Office of the Vice President for Global Communications

Tuesday, April 27, 2010

Senate Assembly endorses changes to faculty grievance policy

The Senate Assembly on Monday endorsed a new model policy for resolving faculty grievances, including a provision that hearing panels draw a majority of their members from outside the unit in which the issue arose.

The policy will serve as a model for the grievance procedures adopted by each U-M school or college. Provost Teresa Sullivan and the Senate Advisory Committee on University Affairs also have endorsed the policy.

"The revised procedure was designed to make the process both more comprehensible to the participants and more efficient. It is designed to ensure prompt and fair resolution of grievances," says Christina Whitman, vice provost for academic and faculty affairs.

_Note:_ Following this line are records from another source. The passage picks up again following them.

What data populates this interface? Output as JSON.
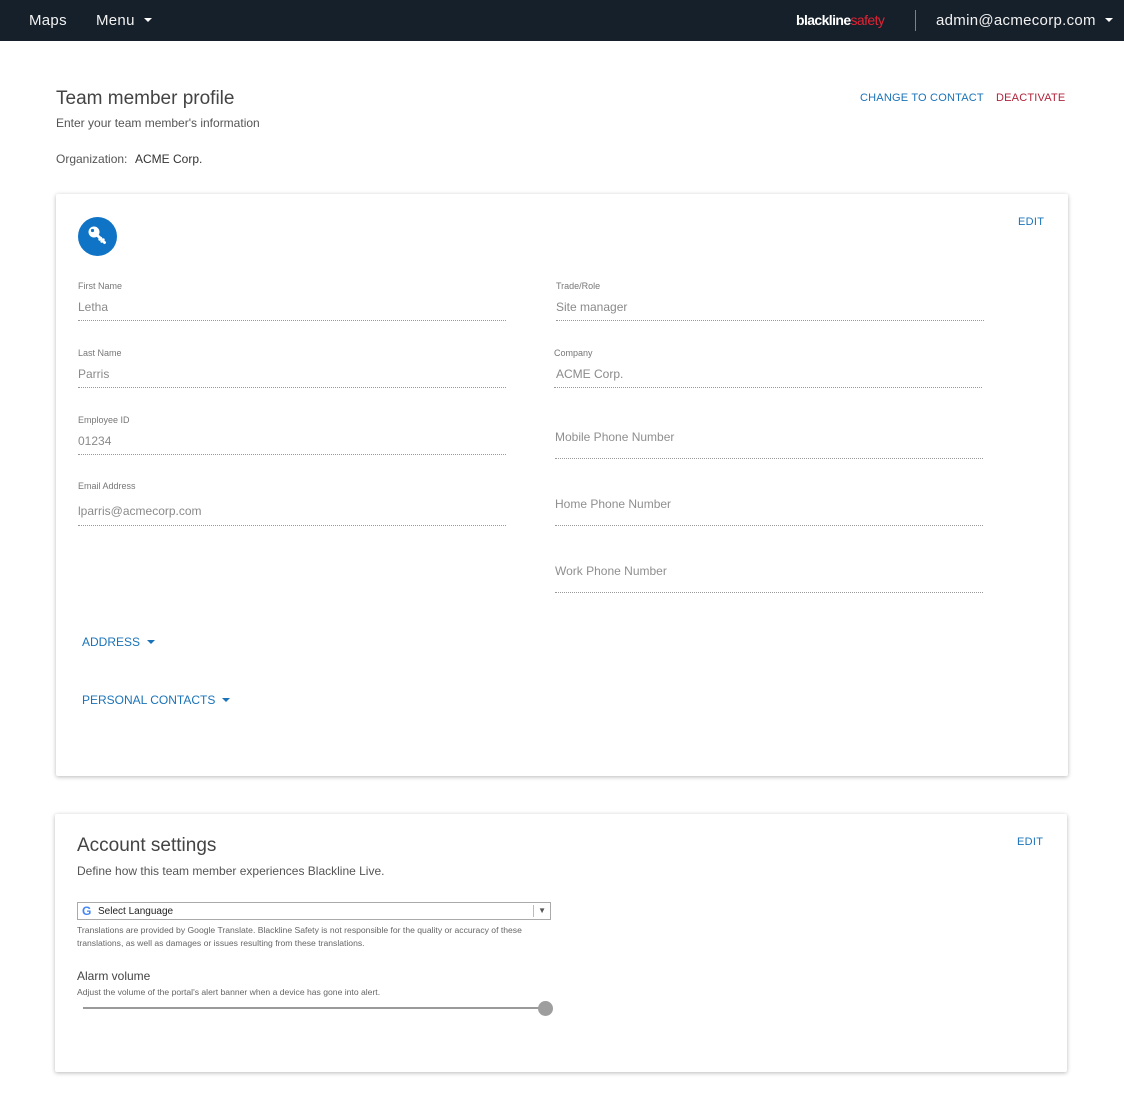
{
  "nav": {
    "maps": "Maps",
    "menu": "Menu",
    "brand_black": "blackline",
    "brand_safety": "safety",
    "user": "admin@acmecorp.com"
  },
  "header": {
    "title": "Team member profile",
    "subtitle": "Enter your team member's information",
    "org_label": "Organization:",
    "org_value": "ACME Corp.",
    "change_to_contact": "CHANGE TO CONTACT",
    "deactivate": "DEACTIVATE"
  },
  "profile": {
    "edit": "EDIT",
    "avatar_icon": "key-icon",
    "first_name": {
      "label": "First Name",
      "value": "Letha"
    },
    "last_name": {
      "label": "Last Name",
      "value": "Parris"
    },
    "employee_id": {
      "label": "Employee ID",
      "value": "01234"
    },
    "email": {
      "label": "Email Address",
      "value": "lparris@acmecorp.com"
    },
    "trade_role": {
      "label": "Trade/Role",
      "value": "Site manager"
    },
    "company": {
      "label": "Company",
      "value": "ACME Corp."
    },
    "mobile_phone": {
      "placeholder": "Mobile Phone Number"
    },
    "home_phone": {
      "placeholder": "Home Phone Number"
    },
    "work_phone": {
      "placeholder": "Work Phone Number"
    },
    "address": "ADDRESS",
    "personal_contacts": "PERSONAL CONTACTS"
  },
  "account": {
    "title": "Account settings",
    "subtitle": "Define how this team member experiences Blackline Live.",
    "edit": "EDIT",
    "language_select": "Select Language",
    "language_arrow": "▼",
    "google_g": "G",
    "disclaimer": "Translations are provided by Google Translate. Blackline Safety is not responsible for the quality or accuracy of these translations, as well as damages or issues resulting from these translations.",
    "alarm_title": "Alarm volume",
    "alarm_sub": "Adjust the volume of the portal's alert banner when a device has gone into alert.",
    "alarm_volume_fraction": 1.0
  },
  "colors": {
    "nav_bg": "#16202a",
    "accent_blue": "#1a73b8",
    "avatar_blue": "#0f73c6",
    "danger": "#b0233a",
    "brand_red": "#e02334"
  }
}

A key revision calls for two of the three tenured faculty members on each Grievance Hearing Board (GHB) to be from outside the academic unit where the grievance originated; the third comes from inside the unit. The previous policy called for hearing boards with two members from within the unit and the third from another unit.

The change was proposed to ease fears that insiders would have prior knowledge of the grievance or that they could be subject to “negative repercussions” by unit administrators, says Theodore St. Antoine, a former Law School dean who chaired the 12-member task force that proposed the revised procedure.

Another change is that SACUA will be the final appeal on issues of “grievability” — whether a complaint meets the criteria for a grievance hearing. Under the former model, the grievance board decided whether an issue is grievable.

The revised policy is the culmination of a process that began in 2007 when a SACUA task force laid out what it considered to be several deficiencies in the grievance system. Following that report, Provost Teresa Sullivan appointed a series of two task forces to look into the procedure and suggest revisions.

The grievance process provides for redress when a department, school or other unit at the Ann Arbor campus takes action concerning a faculty member’s conditions of employment that he or she believes violates university policy or is otherwise “manifestly unfair.” It would apply to tenured, tenure-track, clinical or research faculty. It would not apply to adjunct or visiting faculty or lecturers.

In other action, the Senate Assembly also adopted a resolution calling on the administration to alter the way universitywide committees charged with health care and retirement benefits issues are formed and operate.

The resolution urges that committee members be appointed based upon “the recommendations of the respective segments of the University community,” and that the committees “function in an open style that promotes dialogue and communication, and encourages outside inputs.”